(unlike polythene)

Addition Polymers

Rubber

not elastic long chains straighten out when stretched and remain this way

Susceptible to temperature changes brittle when cold and sticky when hot.

Vulcanisation improved durability and elasticity of rubber.

The linear chains are cross linked using heat and sulfur

Condensation Polymers

Nylon

Can be extruded when molten to form fibres or sheets of strong, durable and elastic material

Its invention had a great impact on the textile and clothing industries.

Condensation Polymers

Nylon 6 : 6

Nylon is a linear chain containing up to 100 repeated units.

The name nylon 6 : 6 refers to the existence of 6 carbon atoms on each of the units

Condensation Polymers • Nylon 6 : 6 – Nylon is a linear chain containing up to

Condensation Polymers

PET plastic Polyethene terephthalate.

Soft drink bottles An example of a polyester

Note the removal of H 2 O (condensation polymer)

Condensation Polymers • PET plastic Polyethene terephthalate. Soft drink bottles An example of a polyester –
Condensation Polymers • PET plastic Polyethene terephthalate.

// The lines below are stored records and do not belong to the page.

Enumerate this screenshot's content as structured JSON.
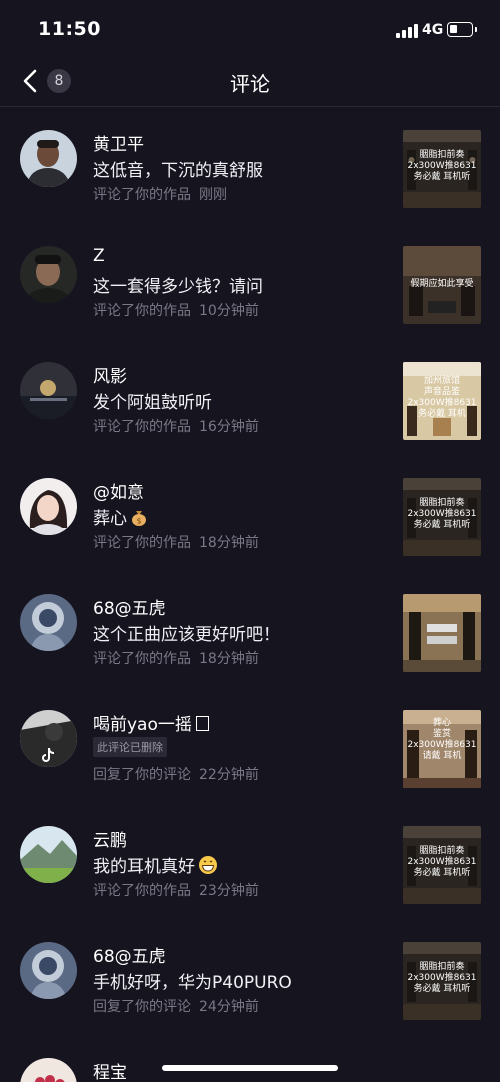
{
  "status": {
    "time": "11:50",
    "network": "4G"
  },
  "header": {
    "title": "评论",
    "unread_count": "8"
  },
  "comments": [
    {
      "name": "黄卫平",
      "text": "这低音，下沉的真舒服",
      "action": "评论了你的作品",
      "time": "刚刚",
      "thumb_caption": "胭脂扣前奏\n2x300W推8631\n务必戴 耳机听"
    },
    {
      "name": "Z",
      "text": "这一套得多少钱？请问",
      "action": "评论了你的作品",
      "time": "10分钟前",
      "thumb_caption": "假期应如此享受"
    },
    {
      "name": "风影",
      "text": "发个阿姐鼓听听",
      "action": "评论了你的作品",
      "time": "16分钟前",
      "thumb_caption": "加州旅馆\n声音品鉴\n2x300W推8631\n务必戴 耳机"
    },
    {
      "name": "@如意",
      "text": "葬心",
      "action": "评论了你的作品",
      "time": "18分钟前",
      "thumb_caption": "胭脂扣前奏\n2x300W推8631\n务必戴 耳机听"
    },
    {
      "name": "68@五虎",
      "text": "这个正曲应该更好听吧！",
      "action": "评论了你的作品",
      "time": "18分钟前",
      "thumb_caption": ""
    },
    {
      "name": "喝前yao一摇",
      "deleted_label": "此评论已删除",
      "action": "回复了你的评论",
      "time": "22分钟前",
      "thumb_caption": "葬心\n鉴赏\n2x300W推8631\n请戴 耳机"
    },
    {
      "name": "云鹏",
      "text": "我的耳机真好",
      "action": "评论了你的作品",
      "time": "23分钟前",
      "thumb_caption": "胭脂扣前奏\n2x300W推8631\n务必戴 耳机听"
    },
    {
      "name": "68@五虎",
      "text": "手机好呀，华为P40PURO",
      "action": "回复了你的评论",
      "time": "24分钟前",
      "thumb_caption": "胭脂扣前奏\n2x300W推8631\n务必戴 耳机听"
    }
  ],
  "peek": {
    "name": "程宝"
  },
  "icons": {
    "back": "chevron-left-icon",
    "signal": "signal-icon",
    "battery": "battery-icon",
    "money_bag": "money-bag-icon",
    "grin": "grin-icon",
    "tiktok": "tiktok-icon",
    "square": "square-icon"
  },
  "colors": {
    "background": "#16141f",
    "meta_text": "#7a7886",
    "badge": "#3a3845"
  }
}
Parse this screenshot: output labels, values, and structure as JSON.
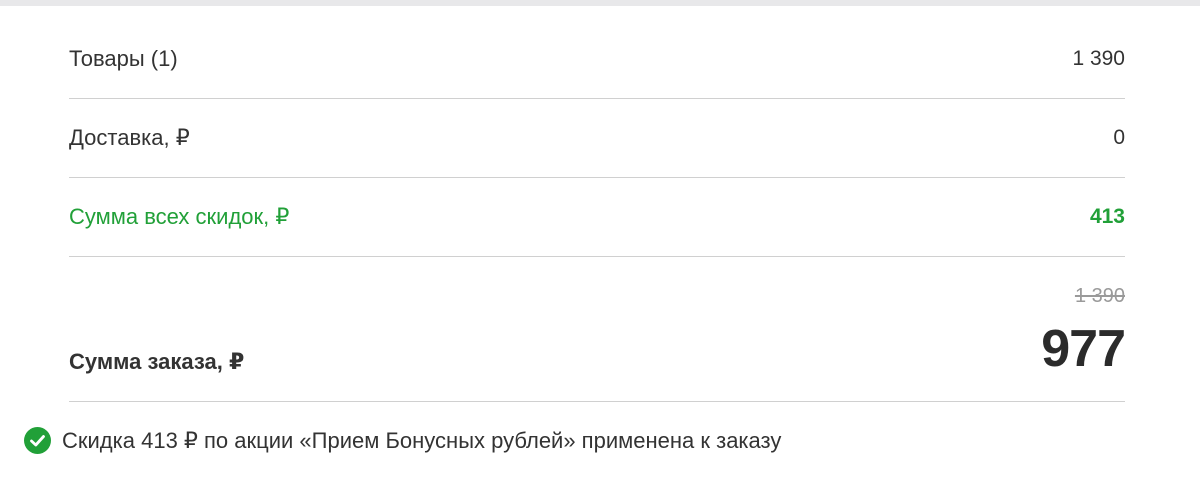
{
  "summary": {
    "items": {
      "label": "Товары (1)",
      "value": "1 390"
    },
    "delivery": {
      "label": "Доставка, ₽",
      "value": "0"
    },
    "discount": {
      "label": "Сумма всех скидок, ₽",
      "value": "413"
    },
    "total": {
      "label": "Сумма заказа, ₽",
      "old_value": "1 390",
      "value": "977"
    }
  },
  "promo": {
    "icon": "check-circle-icon",
    "text": "Скидка 413 ₽ по акции «Прием Бонусных рублей» применена к заказу"
  },
  "colors": {
    "accent_green": "#21a038",
    "divider": "#d0d0d0",
    "muted": "#9a9a9a"
  }
}
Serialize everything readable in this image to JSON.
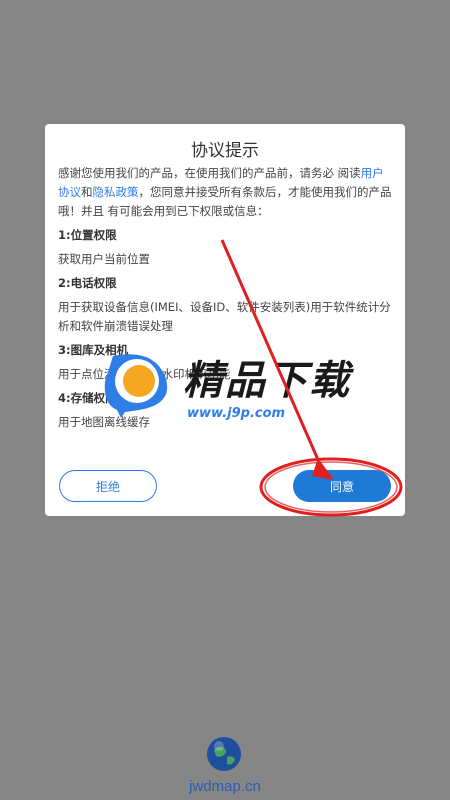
{
  "dialog": {
    "title": "协议提示",
    "intro_pre": "感谢您使用我们的产品，在使用我们的产品前，请务必 阅读",
    "link_user_agreement": "用户协议",
    "and": "和",
    "link_privacy": "隐私政策",
    "intro_post": "，您同意并接受所有条款后，才能使用我们的产品哦！并且 有可能会用到已下权限或信息：",
    "sections": [
      {
        "title": "1:位置权限",
        "desc": "获取用户当前位置"
      },
      {
        "title": "2:电话权限",
        "desc": "用于获取设备信息(IMEI、设备ID、软件安装列表)用于软件统计分析和软件崩溃错误处理"
      },
      {
        "title": "3:图库及相机",
        "desc": "用于点位添加照片及水印相机功能"
      },
      {
        "title": "4:存储权限",
        "desc": "用于地图离线缓存"
      }
    ],
    "reject_label": "拒绝",
    "agree_label": "同意"
  },
  "watermark": {
    "title": "精品下载",
    "url": "www.j9p.com"
  },
  "footer": {
    "site": "jwdmap.cn"
  },
  "colors": {
    "overlay": "#868686",
    "accent": "#1e7ad6",
    "link": "#2f7ee8",
    "annotation": "#e02020"
  }
}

Soft drink bottles An example of a polyester –

Polymer Selection

Due to their versatility, polymers can be produced for almost any imagined purpose.

A huge range of polymers exist today and are used for many different applications.

Their versatility has made them one of them one of the most useful classes of substances

that we rely on in today’s society.

This versatility can be attributed to the many different ways that they can be modified

Recycling

  • Most plastics are produced from crude oil, coal or gas.

  • Many of them are not biodegradable and have become a visible part of our environmental litter.

Recycling  Most plastics are produced from crude oil, coal or gas.  Many of them